Task objective ▸ Only the number is wanted: how many lines in the material below contain "avatar".

Data for analysis ▸

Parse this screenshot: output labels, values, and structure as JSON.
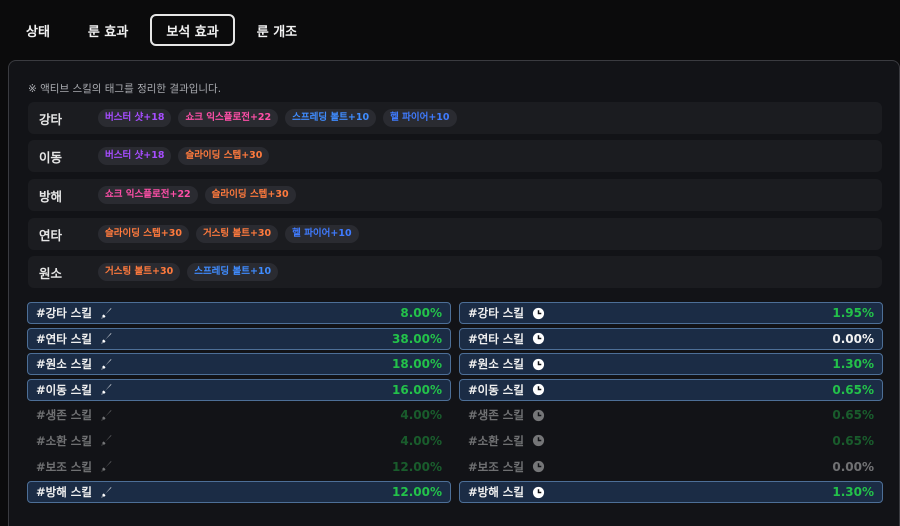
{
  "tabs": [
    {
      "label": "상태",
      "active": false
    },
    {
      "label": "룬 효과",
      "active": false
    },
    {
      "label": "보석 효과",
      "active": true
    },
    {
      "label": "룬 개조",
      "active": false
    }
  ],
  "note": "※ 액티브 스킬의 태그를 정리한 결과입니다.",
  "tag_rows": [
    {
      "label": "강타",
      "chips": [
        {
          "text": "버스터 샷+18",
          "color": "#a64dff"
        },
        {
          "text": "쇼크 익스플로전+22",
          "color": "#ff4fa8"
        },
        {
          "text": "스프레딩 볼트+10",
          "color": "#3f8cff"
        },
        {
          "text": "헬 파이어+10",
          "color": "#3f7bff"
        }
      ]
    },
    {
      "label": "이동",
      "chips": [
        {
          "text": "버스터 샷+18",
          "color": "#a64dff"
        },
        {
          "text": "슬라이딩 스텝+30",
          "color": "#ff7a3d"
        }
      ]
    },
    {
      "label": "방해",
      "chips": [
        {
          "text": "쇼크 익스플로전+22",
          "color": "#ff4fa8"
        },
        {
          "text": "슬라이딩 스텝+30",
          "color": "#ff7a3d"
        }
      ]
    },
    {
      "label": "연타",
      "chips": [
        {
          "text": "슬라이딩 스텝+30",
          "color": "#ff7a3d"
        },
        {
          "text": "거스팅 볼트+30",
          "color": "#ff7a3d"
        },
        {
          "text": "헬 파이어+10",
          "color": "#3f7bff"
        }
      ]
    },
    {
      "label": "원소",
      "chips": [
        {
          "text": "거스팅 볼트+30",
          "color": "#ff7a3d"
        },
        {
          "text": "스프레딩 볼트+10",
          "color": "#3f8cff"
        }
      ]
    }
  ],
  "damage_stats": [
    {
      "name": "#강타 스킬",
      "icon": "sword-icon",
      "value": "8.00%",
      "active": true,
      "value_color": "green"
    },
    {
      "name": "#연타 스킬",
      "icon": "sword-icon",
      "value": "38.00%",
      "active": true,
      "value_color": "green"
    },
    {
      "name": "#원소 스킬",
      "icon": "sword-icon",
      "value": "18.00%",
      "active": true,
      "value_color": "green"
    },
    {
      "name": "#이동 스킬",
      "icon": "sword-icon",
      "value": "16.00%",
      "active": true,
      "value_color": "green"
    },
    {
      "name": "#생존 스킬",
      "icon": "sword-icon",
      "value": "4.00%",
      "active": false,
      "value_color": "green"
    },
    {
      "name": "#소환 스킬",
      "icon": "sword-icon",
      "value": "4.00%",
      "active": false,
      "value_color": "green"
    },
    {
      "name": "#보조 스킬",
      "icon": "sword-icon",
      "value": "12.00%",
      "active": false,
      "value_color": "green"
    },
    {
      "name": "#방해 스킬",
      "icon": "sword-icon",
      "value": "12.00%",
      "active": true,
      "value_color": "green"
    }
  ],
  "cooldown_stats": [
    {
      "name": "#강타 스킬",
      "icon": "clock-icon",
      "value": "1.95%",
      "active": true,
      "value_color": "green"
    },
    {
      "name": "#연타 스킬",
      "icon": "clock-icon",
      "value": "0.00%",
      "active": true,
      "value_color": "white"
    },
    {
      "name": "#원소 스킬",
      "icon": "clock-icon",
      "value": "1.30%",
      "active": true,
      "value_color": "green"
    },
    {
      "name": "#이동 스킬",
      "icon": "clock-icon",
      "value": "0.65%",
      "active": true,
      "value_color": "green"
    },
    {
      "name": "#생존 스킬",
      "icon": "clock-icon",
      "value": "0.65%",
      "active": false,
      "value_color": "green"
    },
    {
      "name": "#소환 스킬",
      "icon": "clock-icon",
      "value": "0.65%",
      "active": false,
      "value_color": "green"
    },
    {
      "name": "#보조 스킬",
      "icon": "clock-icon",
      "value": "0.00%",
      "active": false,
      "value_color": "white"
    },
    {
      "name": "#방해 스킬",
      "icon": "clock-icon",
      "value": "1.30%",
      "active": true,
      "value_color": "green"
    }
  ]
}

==

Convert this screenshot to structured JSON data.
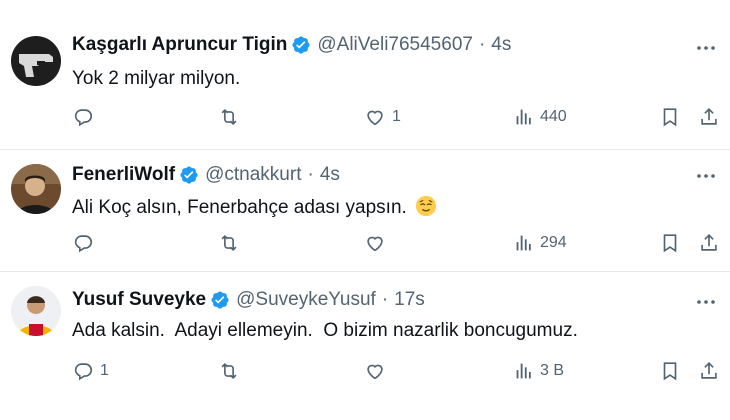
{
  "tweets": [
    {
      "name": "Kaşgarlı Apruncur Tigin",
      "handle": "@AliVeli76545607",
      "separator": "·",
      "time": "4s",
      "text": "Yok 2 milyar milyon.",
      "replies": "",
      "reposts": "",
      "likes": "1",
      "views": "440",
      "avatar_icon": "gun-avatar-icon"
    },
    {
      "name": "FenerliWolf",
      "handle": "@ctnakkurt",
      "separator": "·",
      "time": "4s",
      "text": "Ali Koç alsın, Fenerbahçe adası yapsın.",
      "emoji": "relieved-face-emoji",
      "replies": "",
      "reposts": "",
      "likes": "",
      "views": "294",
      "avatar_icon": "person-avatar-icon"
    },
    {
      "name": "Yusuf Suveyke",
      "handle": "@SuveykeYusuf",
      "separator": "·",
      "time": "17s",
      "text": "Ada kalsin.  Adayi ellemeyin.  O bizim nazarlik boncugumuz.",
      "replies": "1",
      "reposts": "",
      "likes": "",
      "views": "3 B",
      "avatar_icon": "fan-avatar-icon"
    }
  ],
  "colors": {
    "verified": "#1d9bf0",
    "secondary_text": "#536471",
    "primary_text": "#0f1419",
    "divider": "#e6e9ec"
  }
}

Task output ▸ 3